2) Hitchens's Razor. The late author, critic, and journalist Christopher Hitchens promulgated the dictum which states that what can be asserted without evidence, can be dismissed without evidence. The implication of this razor is that the burden of proof of a claim is with the claimant. You often hear many proponents of the occurrence of paranormal events declare that these phenomena have not been disproven. By this razor’s criteria, this argument is irrelevant. If you want people to accept a claim, YOU have to prove it is true, and you had better do a very damn good job at it to be taken seriously.
3) Sagan’s Standard. The late astronomer Carl Sagan popularized this aphorism which postulates that extraordinary claims require extraordinary proof. This standard recognizes that not all claims are created equal. Fantastical claims which run counter to scientific laws or mountains of evidence should only be accepted upon the production of truly remarkable evidence. By the metrics of this razor, claims for psychic phenomena, faith healers, and other such things fall short of the level of proof required to accept them.

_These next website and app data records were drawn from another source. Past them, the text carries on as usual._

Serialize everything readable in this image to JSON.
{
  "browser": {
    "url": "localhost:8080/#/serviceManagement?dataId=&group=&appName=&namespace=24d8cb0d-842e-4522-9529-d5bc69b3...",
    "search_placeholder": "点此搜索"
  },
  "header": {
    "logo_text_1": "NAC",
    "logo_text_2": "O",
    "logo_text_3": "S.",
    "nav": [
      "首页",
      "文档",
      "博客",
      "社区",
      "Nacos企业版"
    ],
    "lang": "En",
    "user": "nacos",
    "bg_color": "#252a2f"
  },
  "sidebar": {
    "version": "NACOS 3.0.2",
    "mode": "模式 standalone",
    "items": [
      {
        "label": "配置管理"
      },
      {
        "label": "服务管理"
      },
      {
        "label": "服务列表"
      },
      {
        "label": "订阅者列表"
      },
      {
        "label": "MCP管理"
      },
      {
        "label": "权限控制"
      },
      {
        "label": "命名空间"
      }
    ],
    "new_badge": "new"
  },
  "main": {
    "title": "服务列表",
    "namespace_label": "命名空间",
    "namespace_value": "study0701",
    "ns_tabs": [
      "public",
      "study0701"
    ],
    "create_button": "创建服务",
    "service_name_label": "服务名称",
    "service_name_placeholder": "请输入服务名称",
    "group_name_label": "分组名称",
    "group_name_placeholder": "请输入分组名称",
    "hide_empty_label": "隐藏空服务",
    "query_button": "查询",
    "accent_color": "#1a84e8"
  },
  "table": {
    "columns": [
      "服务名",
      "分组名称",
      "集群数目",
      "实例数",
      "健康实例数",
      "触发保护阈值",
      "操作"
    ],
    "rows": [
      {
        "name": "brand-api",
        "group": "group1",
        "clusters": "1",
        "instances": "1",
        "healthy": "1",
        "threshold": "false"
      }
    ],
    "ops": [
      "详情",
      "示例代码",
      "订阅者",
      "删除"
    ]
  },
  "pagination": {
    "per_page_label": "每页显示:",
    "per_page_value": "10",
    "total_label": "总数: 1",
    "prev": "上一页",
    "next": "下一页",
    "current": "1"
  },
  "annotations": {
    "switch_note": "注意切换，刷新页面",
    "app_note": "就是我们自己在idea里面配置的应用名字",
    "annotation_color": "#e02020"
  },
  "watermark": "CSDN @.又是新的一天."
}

4) Alder’s Razor. The Australian mathematician Mike Alder published an essay describing this razor, although at the time he called it “Newton’s Flaming Laser Sword” (which is a cooler name). The brutal postulate of this razor (or sword) states that what cannot be settled by experiment or observation is not worth debating. If you have ever had an exchange with a flat Earth proponent and regretted afterwards having lost one hour of your life, you have experienced in the flesh what Alder was talking about.
5) Popper’s Falsifiability Principle. The great philosopher of science Karl Popper coined this famous principle which states that for something to be considered scientific it must be falsifiable. What this means is that there must be a way of proving that a claim is false if it indeed is false, otherwise said claim is not scientific. And if a claim is not scientific, its truthfulness will never be settled by observation or experiment (see Alder’s Razor above). A classical feature of the thinking of those making fantastical claims is that they always move the goalposts. No possible observation or experimental result can prove them wrong. Therefore they can’t be right. On the other hand, science can be right because it can be wrong.
6) Hanlon’s Razor. This particular razor of uncertain origin deals with the motivations behind those who propose fantastical claims. It states that one should never attribute to malice that which is adequately explained by stupidity. While it is true that within the ranks of those who believe in and peddle fantastical claims there are many liars and cheats, this razor reminds us that there are also scores of honest individuals who are just guilty of self-delusion or who have been bamboozled into accepting and defending these claims.
In a recent post I reminded my readers about the dangers of keeping one’s mind too open (i.e. it can easily be filled with trash). Well, I guarantee that if you put these razors between you and the vast vortices of irrationality and trickery that swirl about us, your mind will be spared!
The image is by Horst.Burkhardt is used here under an Attribution-Share Alike 3.0 Unported license.